Lee Wetherington, Director of Strategic Insight for Jack Henry & Associates, provided his insightful viewpoint as part of AFT’s digital banking special interest group at the 2018 AFT Fall Summit at Hilton Head, S.C.
“I've seen a shift in the way in which we are framing conversations around digital banking,” Wetherington said, “but it may be crucially deficient for purposes of a lot of the stakeholders represented in this room.”
Wetherington suggested deposit wars are driving, shaping and transforming digital strategy most clearly with the biggest banks in the United States. But it is also filtering down into smaller, mid-tier banks as well. He also spoke of what he considered the two most defining current trends: the commoditization and robotization of digital banking by the largest banks and how this creates opportunity for differentiation by smaller financial institutions.
In addition, he insisted there is a false dichotomy pitting branches against digital, “I'm not so sure that that's the most helpful way to talk about it any longer.” Wetherington pointed out, the most exciting, meaningful, purposeful opportunity is to make the digital channel more personal, by literally providing more human to human contact. “I think that is the thing that smaller financial institutions will be able to do to uniquely differentiate them.”
Another trend Wetherington observed is a digital strategy driven by a war for low cost core deposits. What's really exacerbating this issue, especially for smaller and midsize banks, is the deposit displacement coming by way of P2P, stored value play, and services such as Venmo, Square and Apple Pay.
There is also the $2 billion sitting inside of a Starbucks apps, and $45 billion in health savings accounts. “If you're a bank or credit union that doesn't have an HSA offering, then that's money that is no longer sitting inside of that particular institution.” In addition, robo advisory services have siphoned off $1.1 million that would've otherwise been sitting in the checking account to banks and credit unions around the country.
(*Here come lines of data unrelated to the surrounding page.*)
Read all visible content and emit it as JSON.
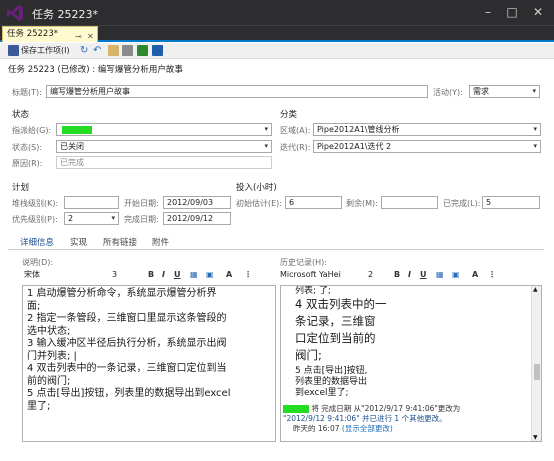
{
  "window": {
    "title": "任务 25223*"
  },
  "tab": {
    "label": "任务 25223*",
    "pin_icon": "pin-icon",
    "close_icon": "close-icon"
  },
  "toolbar": {
    "save_label": "保存工作项(I)"
  },
  "header": {
    "text": "任务 25223 (已修改) : 编写爆管分析用户故事"
  },
  "fields": {
    "title_label": "标题(T):",
    "title_value": "编写爆管分析用户故事",
    "activity_label": "活动(Y):",
    "activity_value": "需求",
    "state_section": "状态",
    "category_section": "分类",
    "assigned_label": "指派给(G):",
    "area_label": "区域(A):",
    "area_value": "Pipe2012A1\\管线分析",
    "status_label": "状态(S):",
    "status_value": "已关闭",
    "iteration_label": "迭代(R):",
    "iteration_value": "Pipe2012A1\\迭代 2",
    "reason_label": "原因(R):",
    "reason_value": "已完成",
    "plan_section": "计划",
    "effort_section": "投入(小时)",
    "stack_label": "堆栈级别(K):",
    "start_label": "开始日期:",
    "start_value": "2012/09/03",
    "priority_label": "优先级别(P):",
    "priority_value": "2",
    "finish_label": "完成日期:",
    "finish_value": "2012/09/12",
    "orig_est_label": "初始估计(E):",
    "orig_est_value": "6",
    "remaining_label": "剩余(M):",
    "remaining_value": "",
    "completed_label": "已完成(L):",
    "completed_value": "5"
  },
  "subtabs": [
    "详细信息",
    "实现",
    "所有链接",
    "附件"
  ],
  "description": {
    "label": "说明(D):",
    "font": "宋体",
    "size": "3",
    "lines": [
      "1 启动爆管分析命令，系统显示爆管分析界",
      "面;",
      "2 指定一条管段，三维窗口里显示这条管段的",
      "选中状态;",
      "3 输入缓冲区半径后执行分析，系统显示出阀",
      "门并列表; |",
      "4 双击列表中的一条记录，三维窗口定位到当",
      "前的阀门;",
      "5 点击[导出]按钮，列表里的数据导出到excel",
      "里了;"
    ]
  },
  "history": {
    "label": "历史记录(H):",
    "font": "Microsoft YaHei",
    "size": "2",
    "top_line": "列表;                    了;",
    "big_lines": [
      "4 双击列表中的一",
      "条记录，三维窗",
      "口定位到当前的",
      "阀门;"
    ],
    "small_lines": [
      "5 点击[导出]按钮,",
      "列表里的数据导出",
      "到excel里了;"
    ],
    "entry_suffix": "将 完成日期 从\"2012/9/17 9:41:06\"更改为",
    "entry_line2": "\"2012/9/12 9:41:06\" 并已进行 1 个其他更改。",
    "entry_time": "昨天的 16:07",
    "entry_link": "(显示全部更改)"
  }
}
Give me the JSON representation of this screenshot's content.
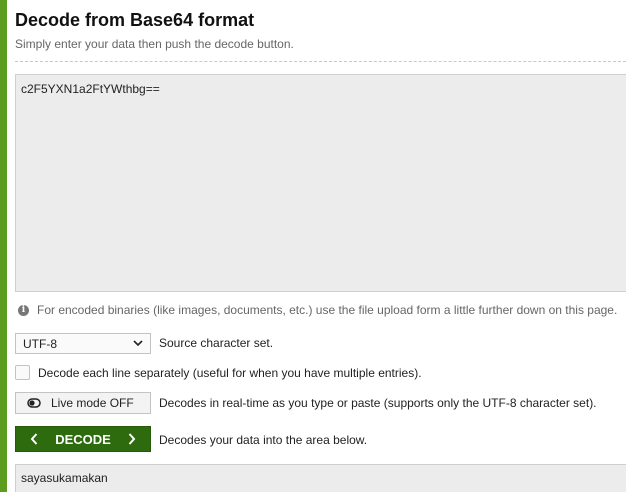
{
  "header": {
    "title": "Decode from Base64 format",
    "subtitle": "Simply enter your data then push the decode button."
  },
  "input": {
    "value": "c2F5YXN1a2FtYWthbg=="
  },
  "info": {
    "icon": "info-icon",
    "text": "For encoded binaries (like images, documents, etc.) use the file upload form a little further down on this page."
  },
  "charset": {
    "selected": "UTF-8",
    "label": "Source character set."
  },
  "each_line": {
    "checked": false,
    "label": "Decode each line separately (useful for when you have multiple entries)."
  },
  "live_mode": {
    "button_label": "Live mode OFF",
    "description": "Decodes in real-time as you type or paste (supports only the UTF-8 character set)."
  },
  "decode": {
    "button_label": "DECODE",
    "description": "Decodes your data into the area below."
  },
  "output": {
    "value": "sayasukamakan"
  },
  "colors": {
    "accent": "#5c9c1e",
    "button": "#2e6b0f"
  }
}
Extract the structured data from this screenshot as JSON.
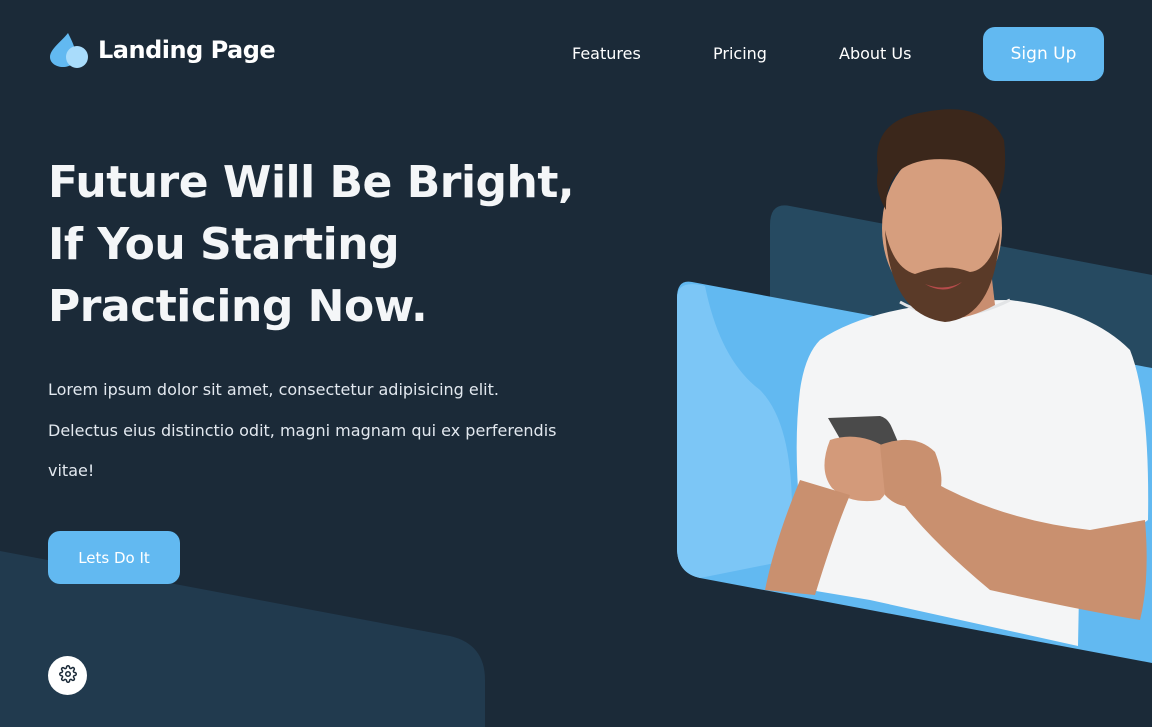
{
  "brand": {
    "name": "Landing Page",
    "logo_icon": "droplets-icon",
    "accent": "#62b9f1"
  },
  "nav": {
    "items": [
      {
        "label": "Features"
      },
      {
        "label": "Pricing"
      },
      {
        "label": "About Us"
      }
    ],
    "signup_label": "Sign Up"
  },
  "hero": {
    "headline_lines": [
      "Future Will Be Bright,",
      "If You Starting",
      "Practicing Now."
    ],
    "description": "Lorem ipsum dolor sit amet, consectetur adipisicing elit. Delectus eius distinctio odit, magni magnam qui ex perferendis vitae!",
    "cta_label": "Lets Do It",
    "image": "man-with-smartphone"
  },
  "settings": {
    "icon": "gear-icon"
  },
  "colors": {
    "background": "#1b2a38",
    "panel": "#263f52",
    "accent": "#62b9f1"
  }
}
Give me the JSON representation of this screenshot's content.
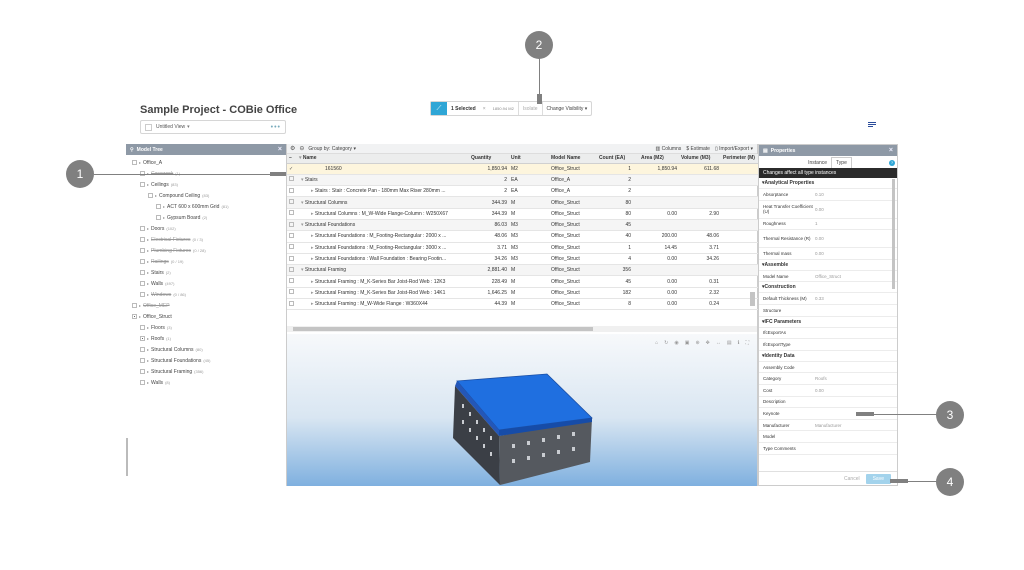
{
  "header": {
    "project_title": "Sample Project - COBie Office",
    "view_name": "Untitled View",
    "view_dots": "•••"
  },
  "selection_bar": {
    "count_label": "1 Selected",
    "close": "×",
    "quantity": "1850.94 M2",
    "isolate_label": "Isolate",
    "visibility_label": "Change Visibility ▾"
  },
  "model_tree": {
    "title": "Model Tree",
    "items": [
      {
        "label": "Office_A",
        "indent": 0,
        "num": ""
      },
      {
        "label": "Casework",
        "indent": 1,
        "num": "(1)",
        "strike": true
      },
      {
        "label": "Ceilings",
        "indent": 1,
        "num": "(83)"
      },
      {
        "label": "Compound Ceiling",
        "indent": 2,
        "num": "(83)"
      },
      {
        "label": "ACT 600 x 600mm Grid",
        "indent": 3,
        "num": "(81)"
      },
      {
        "label": "Gypsum Board",
        "indent": 3,
        "num": "(2)"
      },
      {
        "label": "Doors",
        "indent": 1,
        "num": "(102)"
      },
      {
        "label": "Electrical Fixtures",
        "indent": 1,
        "num": "(0 / 3)",
        "strike": true
      },
      {
        "label": "Plumbing Fixtures",
        "indent": 1,
        "num": "(0 / 28)",
        "strike": true
      },
      {
        "label": "Railings",
        "indent": 1,
        "num": "(0 / 19)",
        "strike": true
      },
      {
        "label": "Stairs",
        "indent": 1,
        "num": "(2)"
      },
      {
        "label": "Walls",
        "indent": 1,
        "num": "(497)"
      },
      {
        "label": "Windows",
        "indent": 1,
        "num": "(0 / 86)",
        "strike": true
      },
      {
        "label": "Office_MEP",
        "indent": 0,
        "num": "",
        "strike": true
      },
      {
        "label": "Office_Struct",
        "indent": 0,
        "num": "",
        "partial": true
      },
      {
        "label": "Floors",
        "indent": 1,
        "num": "(3)"
      },
      {
        "label": "Roofs",
        "indent": 1,
        "num": "(1)",
        "partial": true
      },
      {
        "label": "Structural Columns",
        "indent": 1,
        "num": "(80)"
      },
      {
        "label": "Structural Foundations",
        "indent": 1,
        "num": "(45)"
      },
      {
        "label": "Structural Framing",
        "indent": 1,
        "num": "(356)"
      },
      {
        "label": "Walls",
        "indent": 1,
        "num": "(8)"
      }
    ]
  },
  "grid_toolbar": {
    "group_by": "Group by: Category ▾",
    "columns": "Columns",
    "estimate": "$ Estimate",
    "import_export": "Import/Export ▾"
  },
  "grid": {
    "columns": [
      "Name",
      "Quantity",
      "Unit",
      "Model Name",
      "Count (EA)",
      "Area (M2)",
      "Volume (M3)",
      "Perimeter (M)"
    ],
    "rows": [
      {
        "type": "sel",
        "name": "161560",
        "qty": "1,850.94",
        "unit": "M2",
        "model": "Office_Struct",
        "count": "1",
        "area": "1,850.94",
        "vol": "611.68",
        "per": ""
      },
      {
        "type": "grp",
        "name": "Stairs",
        "qty": "2",
        "unit": "EA",
        "model": "Office_A",
        "count": "2",
        "area": "",
        "vol": "",
        "per": ""
      },
      {
        "type": "row",
        "name": "Stairs : Stair : Concrete Pan - 180mm Max Riser 280mm ...",
        "qty": "2",
        "unit": "EA",
        "model": "Office_A",
        "count": "2",
        "area": "",
        "vol": "",
        "per": ""
      },
      {
        "type": "grp",
        "name": "Structural Columns",
        "qty": "344.39",
        "unit": "M",
        "model": "Office_Struct",
        "count": "80",
        "area": "",
        "vol": "",
        "per": ""
      },
      {
        "type": "row",
        "name": "Structural Columns : M_W-Wide Flange-Column : W250X67",
        "qty": "344.39",
        "unit": "M",
        "model": "Office_Struct",
        "count": "80",
        "area": "0.00",
        "vol": "2.90",
        "per": ""
      },
      {
        "type": "grp",
        "name": "Structural Foundations",
        "qty": "86.03",
        "unit": "M3",
        "model": "Office_Struct",
        "count": "45",
        "area": "",
        "vol": "",
        "per": ""
      },
      {
        "type": "row",
        "name": "Structural Foundations : M_Footing-Rectangular : 2000 x ...",
        "qty": "48.06",
        "unit": "M3",
        "model": "Office_Struct",
        "count": "40",
        "area": "200.00",
        "vol": "48.06",
        "per": ""
      },
      {
        "type": "row",
        "name": "Structural Foundations : M_Footing-Rectangular : 3000 x ...",
        "qty": "3.71",
        "unit": "M3",
        "model": "Office_Struct",
        "count": "1",
        "area": "14.45",
        "vol": "3.71",
        "per": ""
      },
      {
        "type": "row",
        "name": "Structural Foundations : Wall Foundation : Bearing Footin...",
        "qty": "34.26",
        "unit": "M3",
        "model": "Office_Struct",
        "count": "4",
        "area": "0.00",
        "vol": "34.26",
        "per": ""
      },
      {
        "type": "grp",
        "name": "Structural Framing",
        "qty": "2,881.40",
        "unit": "M",
        "model": "Office_Struct",
        "count": "356",
        "area": "",
        "vol": "",
        "per": ""
      },
      {
        "type": "row",
        "name": "Structural Framing : M_K-Series Bar Joist-Rod Web : 12K3",
        "qty": "228.49",
        "unit": "M",
        "model": "Office_Struct",
        "count": "45",
        "area": "0.00",
        "vol": "0.31",
        "per": ""
      },
      {
        "type": "row",
        "name": "Structural Framing : M_K-Series Bar Joist-Rod Web : 14K1",
        "qty": "1,646.25",
        "unit": "M",
        "model": "Office_Struct",
        "count": "182",
        "area": "0.00",
        "vol": "2.32",
        "per": ""
      },
      {
        "type": "row",
        "name": "Structural Framing : M_W-Wide Flange : W360X44",
        "qty": "44.39",
        "unit": "M",
        "model": "Office_Struct",
        "count": "8",
        "area": "0.00",
        "vol": "0.24",
        "per": ""
      }
    ]
  },
  "properties": {
    "title": "Properties",
    "tab_instance": "Instance",
    "tab_type": "Type",
    "help": "?",
    "notice": "Changes affect all type instances",
    "sections": [
      {
        "title": "Analytical Properties",
        "rows": [
          {
            "k": "Absorptance",
            "v": "0.10"
          },
          {
            "k": "Heat Transfer Coefficient (U)",
            "v": "0.00",
            "tall": true
          },
          {
            "k": "Roughness",
            "v": "1"
          },
          {
            "k": "Thermal Resistance (R)",
            "v": "0.00",
            "tall": true
          },
          {
            "k": "Thermal mass",
            "v": "0.00"
          }
        ]
      },
      {
        "title": "Assemble",
        "rows": [
          {
            "k": "Model Name",
            "v": "Office_Struct"
          }
        ]
      },
      {
        "title": "Construction",
        "rows": [
          {
            "k": "Default Thickness (M)",
            "v": "0.33"
          },
          {
            "k": "Structure",
            "v": ""
          }
        ]
      },
      {
        "title": "IFC Parameters",
        "rows": [
          {
            "k": "IfcExportAs",
            "v": ""
          },
          {
            "k": "IfcExportType",
            "v": ""
          }
        ]
      },
      {
        "title": "Identity Data",
        "rows": [
          {
            "k": "Assembly Code",
            "v": ""
          },
          {
            "k": "Category",
            "v": "Roofs"
          },
          {
            "k": "Cost",
            "v": "0.00"
          },
          {
            "k": "Description",
            "v": ""
          },
          {
            "k": "Keynote",
            "v": ""
          },
          {
            "k": "Manufacturer",
            "v": "Manufacturer"
          },
          {
            "k": "Model",
            "v": ""
          },
          {
            "k": "Type Comments",
            "v": ""
          }
        ]
      }
    ],
    "cancel_label": "Cancel",
    "save_label": "Save"
  },
  "callouts": {
    "c1": "1",
    "c2": "2",
    "c3": "3",
    "c4": "4"
  },
  "colors": {
    "accent": "#2fa6d6",
    "panel_header": "#8e99a6",
    "callout": "#808080",
    "roof": "#1f6fe0"
  }
}
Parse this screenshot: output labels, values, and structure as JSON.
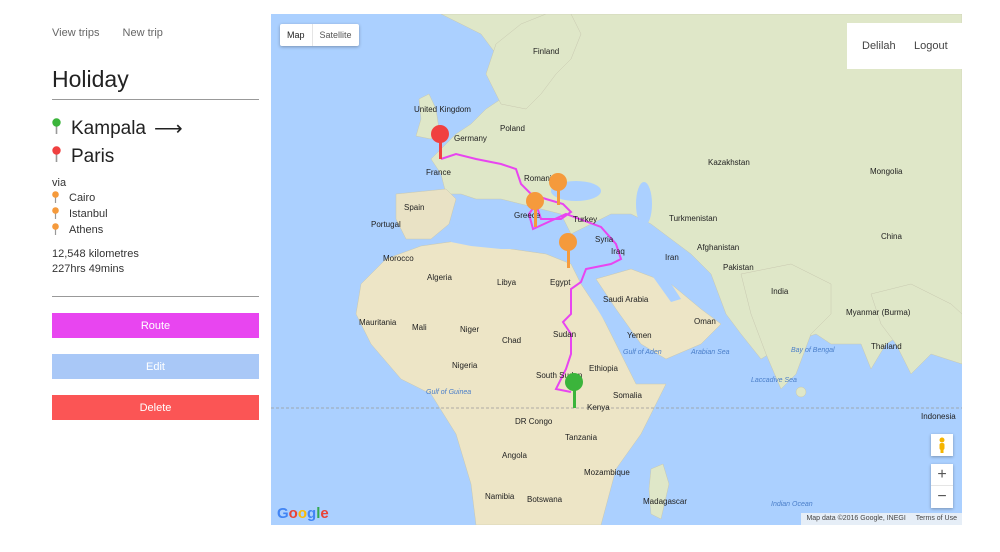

Wetherington also detailed what he’s seeing, sometimes paradoxically: the use of digital to replace what's inside the branch; using digital to drive more customers out of the branch completely; making technology so good on the outside that nobody would step foot in a branches because it's an inferior experience; using digital to draw customers back to the branch; using data to recommend things; utilizing digital to make banking personal, more human to human at the limits of self service; and make banking more personal than it was ever capable of becoming previously inside a branch.
“Historically, this is what we've been. This, this is how we framed the digital banking discussions. Are you brand centric or you really hip and digital, right? Or are you somewhere in between? We leave all the banks and credit unions to figure out where they are on this mutually exclusive continuum between these two poles,” Wetherington told the SIG gathering. “I'm not so sure that that's the right lens through which to look at – and approach and evolve – digital banking.” He suggested maybe it's not so much about branch versus digital. “Maybe it's human versus automation, right?”
He recommended using the digital channel to bring more human, more meaningful experiences. “Not just at the limits of self service, but because it has to do with their money and people are funny about their money.”